As anyone who’s been diagnosed can tell you, there’s “feeling depressed” and then there’s “having depression”, and they’re similar in name only. The major difference between the two is the ever-present quality of feeling incredibly down. This can manifest itself in seriously disabling ways, including but not limited to suicidal thoughts, an inability to feel pleasure, a stagnant sex drive, and difficulty just getting out of bed in the morning and doing what you need to do to survive. Fortunately, it can often be managed with anti-depressant medication, although sufferers may have to try multiple medications to find the correct one for them.
Obsessive-Compulsive Disorder (OCD)
As someone who suffers from mental illness (not this one, though), there are few things that piss me off more than hearing someone say something along the lines of: “Oh, you know, whenever I stack my movies on the shelf, I always put them in alphabetical order by director. I’m sooooo OCD.” Stuff like that really underestimates the impact OCD has on an actual sufferer. Not only does OCD show itself through odd habits, such as constant handwashing—to the point where sores will develop—a less spoken about symptom of OCD is intrusive thoughts. For an emotionally fragile individual with mental illness, thoughts that they don’t want to have—be they demonic, violent, or vulgar—can be disastrous for their mental state.
Mental illness, though still stigmatized and shushed in society, affects about one in five adults in North America every single year. One fifth of our peers are suffering greatly, usually either in silence or without treatment.

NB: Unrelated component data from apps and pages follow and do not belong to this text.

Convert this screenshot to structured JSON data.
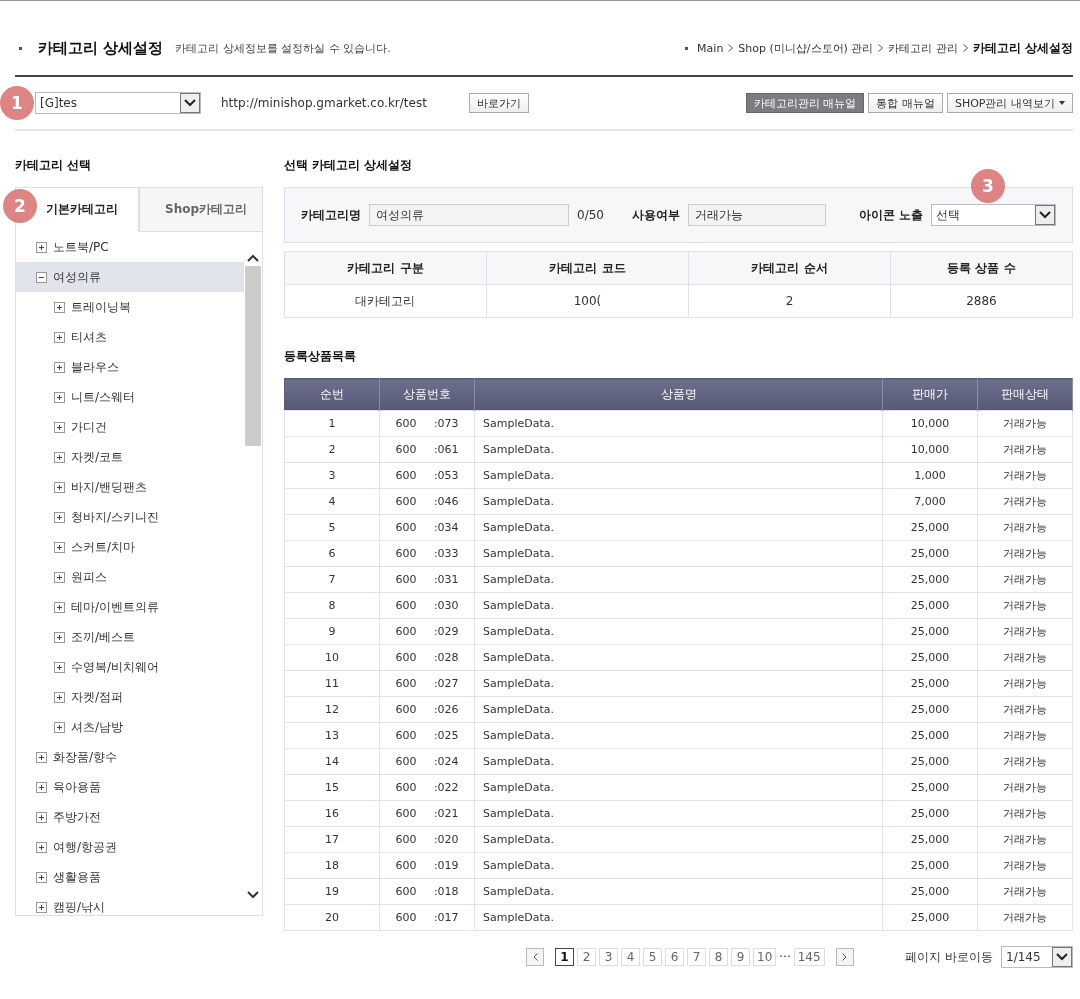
{
  "header": {
    "title": "카테고리 상세설정",
    "description": "카테고리 상세정보를 설정하실 수 있습니다.",
    "breadcrumb": [
      {
        "label": "Main",
        "current": false
      },
      {
        "label": "Shop (미니샵/스토어) 관리",
        "current": false
      },
      {
        "label": "카테고리 관리",
        "current": false
      },
      {
        "label": "카테고리 상세설정",
        "current": true
      }
    ]
  },
  "toolbar": {
    "shop_select": {
      "value": "[G]tes",
      "marker": "1"
    },
    "url": "http://minishop.gmarket.co.kr/test",
    "go_button": "바로가기",
    "buttons": [
      {
        "label": "카테고리관리 매뉴얼",
        "primary": true,
        "dropdown": false
      },
      {
        "label": "통합 매뉴얼",
        "primary": false,
        "dropdown": false
      },
      {
        "label": "SHOP관리 내역보기",
        "primary": false,
        "dropdown": true
      }
    ]
  },
  "sidebar": {
    "title": "카테고리 선택",
    "tabs": [
      {
        "label": "기본카테고리",
        "selected": true,
        "marker": "2"
      },
      {
        "label": "Shop카테고리",
        "selected": false
      }
    ],
    "tree": [
      {
        "label": "노트북/PC",
        "expanded": false,
        "selected": false
      },
      {
        "label": "여성의류",
        "expanded": true,
        "selected": true,
        "children": [
          {
            "label": "트레이닝복",
            "expanded": false,
            "selected": false
          },
          {
            "label": "티셔츠",
            "expanded": false,
            "selected": false
          },
          {
            "label": "블라우스",
            "expanded": false,
            "selected": false
          },
          {
            "label": "니트/스웨터",
            "expanded": false,
            "selected": false
          },
          {
            "label": "가디건",
            "expanded": false,
            "selected": false
          },
          {
            "label": "자켓/코트",
            "expanded": false,
            "selected": false
          },
          {
            "label": "바지/밴딩팬츠",
            "expanded": false,
            "selected": false
          },
          {
            "label": "청바지/스키니진",
            "expanded": false,
            "selected": false
          },
          {
            "label": "스커트/치마",
            "expanded": false,
            "selected": false
          },
          {
            "label": "원피스",
            "expanded": false,
            "selected": false
          },
          {
            "label": "테마/이벤트의류",
            "expanded": false,
            "selected": false
          },
          {
            "label": "조끼/베스트",
            "expanded": false,
            "selected": false
          },
          {
            "label": "수영복/비치웨어",
            "expanded": false,
            "selected": false
          },
          {
            "label": "자켓/점퍼",
            "expanded": false,
            "selected": false
          },
          {
            "label": "셔츠/남방",
            "expanded": false,
            "selected": false
          }
        ]
      },
      {
        "label": "화장품/향수",
        "expanded": false,
        "selected": false
      },
      {
        "label": "육아용품",
        "expanded": false,
        "selected": false
      },
      {
        "label": "주방가전",
        "expanded": false,
        "selected": false
      },
      {
        "label": "여행/항공권",
        "expanded": false,
        "selected": false
      },
      {
        "label": "생활용품",
        "expanded": false,
        "selected": false
      },
      {
        "label": "캠핑/낚시",
        "expanded": false,
        "selected": false
      }
    ]
  },
  "detail": {
    "title": "선택 카테고리 상세설정",
    "name_label": "카테고리명",
    "name_value": "여성의류",
    "name_count": "0/50",
    "usage_label": "사용여부",
    "usage_value": "거래가능",
    "icon_label": "아이콘 노출",
    "icon_value": "선택",
    "icon_marker": "3",
    "info_columns": [
      "카테고리 구분",
      "카테고리 코드",
      "카테고리 순서",
      "등록 상품 수"
    ],
    "info_values": [
      "대카테고리",
      "100(",
      "2",
      "2886"
    ]
  },
  "products": {
    "title": "등록상품목록",
    "columns": [
      "순번",
      "상품번호",
      "상품명",
      "판매가",
      "판매상태"
    ],
    "rows": [
      [
        "1",
        "600 :073",
        "SampleData.",
        "10,000",
        "거래가능"
      ],
      [
        "2",
        "600 :061",
        "SampleData.",
        "10,000",
        "거래가능"
      ],
      [
        "3",
        "600 :053",
        "SampleData.",
        "1,000",
        "거래가능"
      ],
      [
        "4",
        "600 :046",
        "SampleData.",
        "7,000",
        "거래가능"
      ],
      [
        "5",
        "600 :034",
        "SampleData.",
        "25,000",
        "거래가능"
      ],
      [
        "6",
        "600 :033",
        "SampleData.",
        "25,000",
        "거래가능"
      ],
      [
        "7",
        "600 :031",
        "SampleData.",
        "25,000",
        "거래가능"
      ],
      [
        "8",
        "600 :030",
        "SampleData.",
        "25,000",
        "거래가능"
      ],
      [
        "9",
        "600 :029",
        "SampleData.",
        "25,000",
        "거래가능"
      ],
      [
        "10",
        "600 :028",
        "SampleData.",
        "25,000",
        "거래가능"
      ],
      [
        "11",
        "600 :027",
        "SampleData.",
        "25,000",
        "거래가능"
      ],
      [
        "12",
        "600 :026",
        "SampleData.",
        "25,000",
        "거래가능"
      ],
      [
        "13",
        "600 :025",
        "SampleData.",
        "25,000",
        "거래가능"
      ],
      [
        "14",
        "600 :024",
        "SampleData.",
        "25,000",
        "거래가능"
      ],
      [
        "15",
        "600 :022",
        "SampleData.",
        "25,000",
        "거래가능"
      ],
      [
        "16",
        "600 :021",
        "SampleData.",
        "25,000",
        "거래가능"
      ],
      [
        "17",
        "600 :020",
        "SampleData.",
        "25,000",
        "거래가능"
      ],
      [
        "18",
        "600 :019",
        "SampleData.",
        "25,000",
        "거래가능"
      ],
      [
        "19",
        "600 :018",
        "SampleData.",
        "25,000",
        "거래가능"
      ],
      [
        "20",
        "600 :017",
        "SampleData.",
        "25,000",
        "거래가능"
      ]
    ]
  },
  "pagination": {
    "pages": [
      {
        "label": "1",
        "selected": true
      },
      {
        "label": "2",
        "selected": false
      },
      {
        "label": "3",
        "selected": false
      },
      {
        "label": "4",
        "selected": false
      },
      {
        "label": "5",
        "selected": false
      },
      {
        "label": "6",
        "selected": false
      },
      {
        "label": "7",
        "selected": false
      },
      {
        "label": "8",
        "selected": false
      },
      {
        "label": "9",
        "selected": false
      },
      {
        "label": "10",
        "selected": false
      }
    ],
    "ellipsis": "···",
    "last": "145",
    "jump_label": "페이지 바로이동",
    "jump_value": "1/145"
  }
}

Take time this month to learn about this, because mental illnesses are only becoming more understood as our society moves forward.